Antique Area Rugs - Area rugs are just another facet of our evolution in this world. What did we do before we started weaving rugs? We killed animals and used their hides. We used them for warmth, and as floor coverings. Whatever the skins looked like, that's what our floor coverings looked like.
Think about it; with the start of the weaving industry, we domesticated the animals, whose hair / wool we would shear. We did not have to kill the animals, and we could shear them on a regular basis. They continued to produce wool for our weaving needs.
We began to dye the wool; and so the antique area rug weaving industry began. We produced a much more colorful product, and used our artistic talents to design. First we weaved rugs for our use, than it became an industry, which continues in much the same fashion even today.

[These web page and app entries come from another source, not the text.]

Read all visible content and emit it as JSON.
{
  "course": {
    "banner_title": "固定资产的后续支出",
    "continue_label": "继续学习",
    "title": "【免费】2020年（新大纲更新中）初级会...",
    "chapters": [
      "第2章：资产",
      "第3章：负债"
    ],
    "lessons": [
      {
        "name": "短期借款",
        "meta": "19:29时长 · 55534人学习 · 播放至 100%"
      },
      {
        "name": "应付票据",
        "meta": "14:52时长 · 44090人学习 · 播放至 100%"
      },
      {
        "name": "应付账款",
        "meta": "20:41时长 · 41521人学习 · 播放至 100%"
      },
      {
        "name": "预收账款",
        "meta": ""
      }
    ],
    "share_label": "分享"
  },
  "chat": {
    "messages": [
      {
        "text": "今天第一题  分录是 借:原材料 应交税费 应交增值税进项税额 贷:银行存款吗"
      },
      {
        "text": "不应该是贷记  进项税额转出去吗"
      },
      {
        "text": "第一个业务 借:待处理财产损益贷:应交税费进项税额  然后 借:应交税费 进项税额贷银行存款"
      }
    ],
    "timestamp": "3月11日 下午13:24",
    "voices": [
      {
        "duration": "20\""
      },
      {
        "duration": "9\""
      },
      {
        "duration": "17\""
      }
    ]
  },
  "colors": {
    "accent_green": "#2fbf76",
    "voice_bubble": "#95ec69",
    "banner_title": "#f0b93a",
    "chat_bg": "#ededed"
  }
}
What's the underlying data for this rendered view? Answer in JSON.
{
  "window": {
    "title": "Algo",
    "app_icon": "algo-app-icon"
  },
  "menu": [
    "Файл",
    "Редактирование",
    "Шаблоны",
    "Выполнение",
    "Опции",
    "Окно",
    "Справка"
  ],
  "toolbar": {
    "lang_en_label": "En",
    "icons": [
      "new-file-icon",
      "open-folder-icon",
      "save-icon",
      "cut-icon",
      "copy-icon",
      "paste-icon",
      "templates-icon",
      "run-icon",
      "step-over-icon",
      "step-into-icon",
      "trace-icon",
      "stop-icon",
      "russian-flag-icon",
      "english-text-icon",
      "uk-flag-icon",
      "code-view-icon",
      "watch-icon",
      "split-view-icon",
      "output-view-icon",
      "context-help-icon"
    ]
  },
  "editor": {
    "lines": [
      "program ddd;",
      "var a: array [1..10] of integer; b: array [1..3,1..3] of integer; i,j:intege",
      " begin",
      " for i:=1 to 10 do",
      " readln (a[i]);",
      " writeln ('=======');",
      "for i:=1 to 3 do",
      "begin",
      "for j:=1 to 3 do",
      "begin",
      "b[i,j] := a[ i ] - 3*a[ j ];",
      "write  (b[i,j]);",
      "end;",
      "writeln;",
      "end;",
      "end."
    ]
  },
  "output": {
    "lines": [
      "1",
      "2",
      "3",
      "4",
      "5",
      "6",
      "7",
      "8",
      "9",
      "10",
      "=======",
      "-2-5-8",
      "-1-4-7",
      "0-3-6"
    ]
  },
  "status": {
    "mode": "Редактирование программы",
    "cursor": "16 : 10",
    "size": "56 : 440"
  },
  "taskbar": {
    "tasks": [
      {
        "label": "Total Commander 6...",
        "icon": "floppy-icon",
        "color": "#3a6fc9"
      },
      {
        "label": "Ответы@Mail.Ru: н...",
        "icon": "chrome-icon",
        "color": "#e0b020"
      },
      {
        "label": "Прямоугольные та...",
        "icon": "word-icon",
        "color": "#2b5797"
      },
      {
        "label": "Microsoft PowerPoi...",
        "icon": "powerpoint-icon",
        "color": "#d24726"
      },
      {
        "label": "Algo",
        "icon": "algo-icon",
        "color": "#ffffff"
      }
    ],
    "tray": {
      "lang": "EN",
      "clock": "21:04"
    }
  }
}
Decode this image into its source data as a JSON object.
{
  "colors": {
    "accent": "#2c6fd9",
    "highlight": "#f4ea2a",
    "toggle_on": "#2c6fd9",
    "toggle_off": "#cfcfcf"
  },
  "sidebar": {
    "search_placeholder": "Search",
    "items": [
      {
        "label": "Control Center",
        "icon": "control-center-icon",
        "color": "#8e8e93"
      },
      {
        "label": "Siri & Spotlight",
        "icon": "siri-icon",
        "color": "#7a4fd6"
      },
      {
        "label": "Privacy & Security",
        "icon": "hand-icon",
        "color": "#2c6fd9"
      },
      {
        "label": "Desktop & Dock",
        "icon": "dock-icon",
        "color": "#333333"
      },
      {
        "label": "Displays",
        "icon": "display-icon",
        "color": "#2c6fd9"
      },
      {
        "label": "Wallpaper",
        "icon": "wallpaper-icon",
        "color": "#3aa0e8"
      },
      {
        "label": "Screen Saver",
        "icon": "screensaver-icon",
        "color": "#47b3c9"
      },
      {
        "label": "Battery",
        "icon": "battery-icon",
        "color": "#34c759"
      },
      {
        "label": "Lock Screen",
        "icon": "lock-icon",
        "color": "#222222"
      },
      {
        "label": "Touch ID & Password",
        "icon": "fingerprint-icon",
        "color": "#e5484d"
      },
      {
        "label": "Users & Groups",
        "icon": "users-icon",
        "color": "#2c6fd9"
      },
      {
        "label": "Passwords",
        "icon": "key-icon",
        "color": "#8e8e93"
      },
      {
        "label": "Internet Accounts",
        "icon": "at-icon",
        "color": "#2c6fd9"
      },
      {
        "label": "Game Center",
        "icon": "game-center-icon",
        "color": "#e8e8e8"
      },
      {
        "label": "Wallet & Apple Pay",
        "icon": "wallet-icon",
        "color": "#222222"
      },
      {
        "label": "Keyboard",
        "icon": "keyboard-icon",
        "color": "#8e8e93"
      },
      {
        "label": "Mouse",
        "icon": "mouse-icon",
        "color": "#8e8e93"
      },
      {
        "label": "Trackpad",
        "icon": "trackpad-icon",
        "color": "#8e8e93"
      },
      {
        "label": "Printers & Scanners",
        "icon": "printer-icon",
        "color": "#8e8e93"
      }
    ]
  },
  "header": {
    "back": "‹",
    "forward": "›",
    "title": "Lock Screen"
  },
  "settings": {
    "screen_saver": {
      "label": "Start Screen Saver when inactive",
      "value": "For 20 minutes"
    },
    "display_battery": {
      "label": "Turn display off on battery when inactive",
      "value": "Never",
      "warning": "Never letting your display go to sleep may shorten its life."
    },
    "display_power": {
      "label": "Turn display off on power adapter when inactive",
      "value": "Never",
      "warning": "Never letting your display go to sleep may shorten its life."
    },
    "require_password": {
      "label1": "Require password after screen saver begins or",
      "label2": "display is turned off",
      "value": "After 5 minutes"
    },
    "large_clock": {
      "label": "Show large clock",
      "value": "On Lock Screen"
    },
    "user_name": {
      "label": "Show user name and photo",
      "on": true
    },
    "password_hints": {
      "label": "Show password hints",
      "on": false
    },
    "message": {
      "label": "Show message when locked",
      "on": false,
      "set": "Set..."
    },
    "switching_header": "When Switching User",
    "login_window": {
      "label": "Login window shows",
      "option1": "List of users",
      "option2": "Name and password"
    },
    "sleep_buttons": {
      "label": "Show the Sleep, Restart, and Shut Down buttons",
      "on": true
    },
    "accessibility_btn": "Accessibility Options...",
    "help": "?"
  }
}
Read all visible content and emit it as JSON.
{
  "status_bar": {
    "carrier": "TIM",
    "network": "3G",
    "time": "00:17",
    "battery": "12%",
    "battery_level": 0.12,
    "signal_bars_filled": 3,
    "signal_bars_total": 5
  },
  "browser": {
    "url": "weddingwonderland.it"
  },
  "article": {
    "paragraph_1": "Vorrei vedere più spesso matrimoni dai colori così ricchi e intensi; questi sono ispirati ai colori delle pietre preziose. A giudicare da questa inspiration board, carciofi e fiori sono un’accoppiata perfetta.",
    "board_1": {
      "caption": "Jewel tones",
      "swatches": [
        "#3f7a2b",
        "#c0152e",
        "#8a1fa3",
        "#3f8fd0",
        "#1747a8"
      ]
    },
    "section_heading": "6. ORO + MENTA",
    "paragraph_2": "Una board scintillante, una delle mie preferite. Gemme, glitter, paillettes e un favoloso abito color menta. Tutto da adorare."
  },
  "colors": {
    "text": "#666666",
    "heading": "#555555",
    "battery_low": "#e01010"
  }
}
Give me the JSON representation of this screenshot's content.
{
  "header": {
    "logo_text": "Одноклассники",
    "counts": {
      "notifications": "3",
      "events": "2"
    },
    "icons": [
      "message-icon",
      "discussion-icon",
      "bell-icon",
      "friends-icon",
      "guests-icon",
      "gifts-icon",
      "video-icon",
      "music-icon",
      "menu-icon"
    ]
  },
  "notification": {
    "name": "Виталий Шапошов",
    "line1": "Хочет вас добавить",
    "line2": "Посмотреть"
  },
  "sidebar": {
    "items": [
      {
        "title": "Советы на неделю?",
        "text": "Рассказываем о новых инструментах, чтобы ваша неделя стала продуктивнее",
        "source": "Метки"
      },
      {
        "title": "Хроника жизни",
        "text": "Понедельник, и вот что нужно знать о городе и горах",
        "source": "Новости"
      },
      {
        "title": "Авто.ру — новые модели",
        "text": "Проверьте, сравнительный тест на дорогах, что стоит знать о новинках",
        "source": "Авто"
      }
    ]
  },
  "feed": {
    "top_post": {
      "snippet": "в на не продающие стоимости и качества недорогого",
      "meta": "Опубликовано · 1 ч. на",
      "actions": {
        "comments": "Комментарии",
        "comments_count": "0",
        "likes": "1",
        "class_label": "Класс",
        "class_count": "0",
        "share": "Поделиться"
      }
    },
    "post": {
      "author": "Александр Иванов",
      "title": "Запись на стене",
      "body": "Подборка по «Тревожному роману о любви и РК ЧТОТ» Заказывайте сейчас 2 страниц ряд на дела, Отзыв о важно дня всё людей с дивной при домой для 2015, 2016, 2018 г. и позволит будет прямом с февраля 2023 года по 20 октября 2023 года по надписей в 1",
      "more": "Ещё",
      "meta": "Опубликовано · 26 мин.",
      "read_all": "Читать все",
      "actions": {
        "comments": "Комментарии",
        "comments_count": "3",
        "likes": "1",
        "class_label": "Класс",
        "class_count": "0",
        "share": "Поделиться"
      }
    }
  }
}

The term " antique area rugs " refers to any area rug that is at least eighty years old. Limited in numbers, antique rugs will become even more rare as time goes on . In the antique rug world, the term "antique" implies more than just age.
The onset of the twentieth century ushered in the industrial era and a more global economy. This resulted in more Western influences in the Middle East than ever before. During this period, the uniqueness of the antique rugs, that once thrived in the native cultures, began to wane.
During the early part of the 20th century, economic instability began to set in. The productions became more commercial, less expensive and far less appealing. This resulted in the degradation of the rug production throughout. Designs, colors, overall quality and appeal all took a back seat as manufacturers looked to lower costs. True antique rugs are a testament to the time period prior to the advent of mass production.
A little known fact that I would like to talk about is price. Despite the difference in quality between the antique and new, many antique rugs might be less expensive than the newly manufactured ones. Antique Rugs have many more unique assets compared to their newer counterparts. For instance, antique carpets with hand-spun wool and natural dyes have a more luminous and animated surface. New rugs will never have the patina that the antiques do and they do not have any true intrinsic value. This makes antique rugs ideal decorative items as well as solid investment objects.
One of the the more subjective aspects of judging an antique area rug have to do with assessing its quality and its imperfections. When quality is assessed on the basis of the wool, dyes, and weaving technique, it is a fairly objective process. When the issue turns to drawing style, it becomes more of an issue of taste. The same is true with "imperfections". Dropped knots, looseness or inconsistencies in tightness are technical imperfections. But are abrash - abrupt changes in color, sudden changes in design, or adjustments in proportion at the corners or the borders or ends of the field to be judged as imperfections, or as changes that are part of the deliberate intention of the weaver, and therefore part of her or his creative expression?
Some buyers may be put off by such qualities. They may prefer a workshop rug that is perfectly straight, with consistent color and design. But others will appreciate that the personality of the village weaver confronts us every time she or he inserts a willful twist and turn of color or pattern, or in the weaver's struggle to maintain straight proportions in a wool foundation. In this way, weaver, is, in a sense, alive in the antique area rug in all such variations or inconsistencies.
Below we have selected a few types of antique area rugs for you to see. Simply click on the type of rug that you like to see a selection: